However, levity aside, I am really very proud to receive this additional honour from LJMU, especially at the same ceremony as Chrissie Maher who, in 1971, founded the UK's first community newspaper, The Tuebrook Bugle.
The news and features were written by local people in their own particular style and became a model for many others across the UK. Most have died away now, although the spirit can still be found in things like Scottie Press and the recent newspaper for young people in Anfield and Breckfield as part of the Biennial's "On the Street" project.
Perhaps the place for such projects is now on the web, but Chrissie's own story, from impoverished uneducated background to starting The Bugle and then eventually the Plain English campaign is yet another Scouse story of inspiration and individual aspiration.
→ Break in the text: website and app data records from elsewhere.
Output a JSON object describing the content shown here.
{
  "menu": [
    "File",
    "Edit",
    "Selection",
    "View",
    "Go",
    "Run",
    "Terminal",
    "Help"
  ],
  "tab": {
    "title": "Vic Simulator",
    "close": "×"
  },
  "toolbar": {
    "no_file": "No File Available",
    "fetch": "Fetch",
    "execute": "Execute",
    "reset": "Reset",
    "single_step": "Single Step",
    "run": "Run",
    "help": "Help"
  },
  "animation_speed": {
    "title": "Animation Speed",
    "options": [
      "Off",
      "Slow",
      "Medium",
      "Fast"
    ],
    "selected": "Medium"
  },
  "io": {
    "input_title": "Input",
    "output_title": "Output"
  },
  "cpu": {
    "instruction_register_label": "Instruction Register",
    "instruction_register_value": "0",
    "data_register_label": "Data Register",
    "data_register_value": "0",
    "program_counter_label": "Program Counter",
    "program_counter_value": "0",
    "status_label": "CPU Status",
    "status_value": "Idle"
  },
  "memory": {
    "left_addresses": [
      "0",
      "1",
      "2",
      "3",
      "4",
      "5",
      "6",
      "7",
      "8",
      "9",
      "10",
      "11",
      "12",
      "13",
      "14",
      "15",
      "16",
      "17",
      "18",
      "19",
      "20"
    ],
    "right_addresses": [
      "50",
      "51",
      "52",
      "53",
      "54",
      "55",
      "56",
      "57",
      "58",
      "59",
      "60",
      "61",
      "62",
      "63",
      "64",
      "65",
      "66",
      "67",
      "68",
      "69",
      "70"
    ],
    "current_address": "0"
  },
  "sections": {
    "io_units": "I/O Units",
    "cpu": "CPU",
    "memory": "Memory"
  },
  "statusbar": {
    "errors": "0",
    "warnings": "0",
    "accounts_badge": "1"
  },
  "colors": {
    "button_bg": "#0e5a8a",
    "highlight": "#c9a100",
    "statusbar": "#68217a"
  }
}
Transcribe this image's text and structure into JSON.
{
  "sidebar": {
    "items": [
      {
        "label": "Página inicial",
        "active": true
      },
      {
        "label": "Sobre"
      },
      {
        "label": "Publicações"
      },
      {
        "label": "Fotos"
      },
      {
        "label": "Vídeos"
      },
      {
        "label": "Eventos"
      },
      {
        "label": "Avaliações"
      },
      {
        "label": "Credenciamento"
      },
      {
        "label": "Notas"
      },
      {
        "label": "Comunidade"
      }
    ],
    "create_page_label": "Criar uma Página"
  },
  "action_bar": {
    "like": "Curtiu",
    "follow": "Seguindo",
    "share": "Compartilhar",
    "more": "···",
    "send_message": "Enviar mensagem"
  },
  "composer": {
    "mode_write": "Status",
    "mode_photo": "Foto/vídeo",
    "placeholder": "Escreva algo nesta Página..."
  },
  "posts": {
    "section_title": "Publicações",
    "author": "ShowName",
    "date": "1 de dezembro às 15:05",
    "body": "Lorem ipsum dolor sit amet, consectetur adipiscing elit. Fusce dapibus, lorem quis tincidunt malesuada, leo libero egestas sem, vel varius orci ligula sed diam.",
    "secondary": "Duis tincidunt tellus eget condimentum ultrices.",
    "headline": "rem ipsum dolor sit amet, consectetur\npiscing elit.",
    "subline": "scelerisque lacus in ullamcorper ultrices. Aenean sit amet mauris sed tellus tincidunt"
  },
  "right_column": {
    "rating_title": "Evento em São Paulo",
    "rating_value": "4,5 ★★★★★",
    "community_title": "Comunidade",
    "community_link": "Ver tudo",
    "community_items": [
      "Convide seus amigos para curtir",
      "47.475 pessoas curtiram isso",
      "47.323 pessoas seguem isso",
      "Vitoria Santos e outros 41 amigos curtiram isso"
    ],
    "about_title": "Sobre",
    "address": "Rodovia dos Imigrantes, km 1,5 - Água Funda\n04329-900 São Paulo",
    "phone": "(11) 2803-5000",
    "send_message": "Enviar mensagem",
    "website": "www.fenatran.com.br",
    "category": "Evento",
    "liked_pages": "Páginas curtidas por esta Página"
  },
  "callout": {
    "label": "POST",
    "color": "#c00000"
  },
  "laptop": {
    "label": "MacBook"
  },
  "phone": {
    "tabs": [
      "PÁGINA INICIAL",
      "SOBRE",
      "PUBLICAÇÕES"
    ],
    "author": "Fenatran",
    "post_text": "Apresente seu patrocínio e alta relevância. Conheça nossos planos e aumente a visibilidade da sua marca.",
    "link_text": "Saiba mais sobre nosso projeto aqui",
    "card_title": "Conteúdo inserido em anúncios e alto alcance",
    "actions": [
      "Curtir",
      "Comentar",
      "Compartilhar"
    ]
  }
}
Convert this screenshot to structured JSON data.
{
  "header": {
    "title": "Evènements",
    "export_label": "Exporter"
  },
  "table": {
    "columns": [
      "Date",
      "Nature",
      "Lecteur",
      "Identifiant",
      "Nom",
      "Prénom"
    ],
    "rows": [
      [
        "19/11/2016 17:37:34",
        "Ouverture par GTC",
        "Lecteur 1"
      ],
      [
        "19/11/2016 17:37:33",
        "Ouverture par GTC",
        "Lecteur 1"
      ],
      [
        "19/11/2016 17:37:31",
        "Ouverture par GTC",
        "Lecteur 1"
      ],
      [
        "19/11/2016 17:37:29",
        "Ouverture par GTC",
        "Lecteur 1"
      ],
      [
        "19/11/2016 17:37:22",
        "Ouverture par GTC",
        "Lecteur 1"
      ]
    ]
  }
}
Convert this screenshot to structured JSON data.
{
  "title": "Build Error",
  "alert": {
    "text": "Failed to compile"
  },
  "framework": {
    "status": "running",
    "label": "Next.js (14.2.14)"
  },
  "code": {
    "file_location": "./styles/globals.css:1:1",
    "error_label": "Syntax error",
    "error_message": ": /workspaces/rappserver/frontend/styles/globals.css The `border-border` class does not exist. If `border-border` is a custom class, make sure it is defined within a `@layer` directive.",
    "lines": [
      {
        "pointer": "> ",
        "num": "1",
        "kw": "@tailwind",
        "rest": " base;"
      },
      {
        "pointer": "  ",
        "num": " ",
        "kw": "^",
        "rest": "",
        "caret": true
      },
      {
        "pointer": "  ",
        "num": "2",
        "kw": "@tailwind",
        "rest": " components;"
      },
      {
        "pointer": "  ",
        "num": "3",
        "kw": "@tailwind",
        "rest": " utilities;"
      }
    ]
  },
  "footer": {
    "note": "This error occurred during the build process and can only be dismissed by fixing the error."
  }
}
The power of the individual seeing something that needed doing and just getting on with it; dragging officialdom behind in their wake so aptly demonstrated in 1994 when Chrissie pointed out that the NHS then had a 229-word definition: for a bed.
really to The Plain English Campaign is now recognised globally as the foremost advocacy agency for trying to abolish legalese and bureaucratic gobbledegook. Or, put another way, making things easier and clearer to understand.
Above all, though, Chrissie was an early advocate of the sort of community action that the Big Society is trying to promote. Proof once again that whenever anything radical happens, or is planned, it has usually already happened in Liverpool.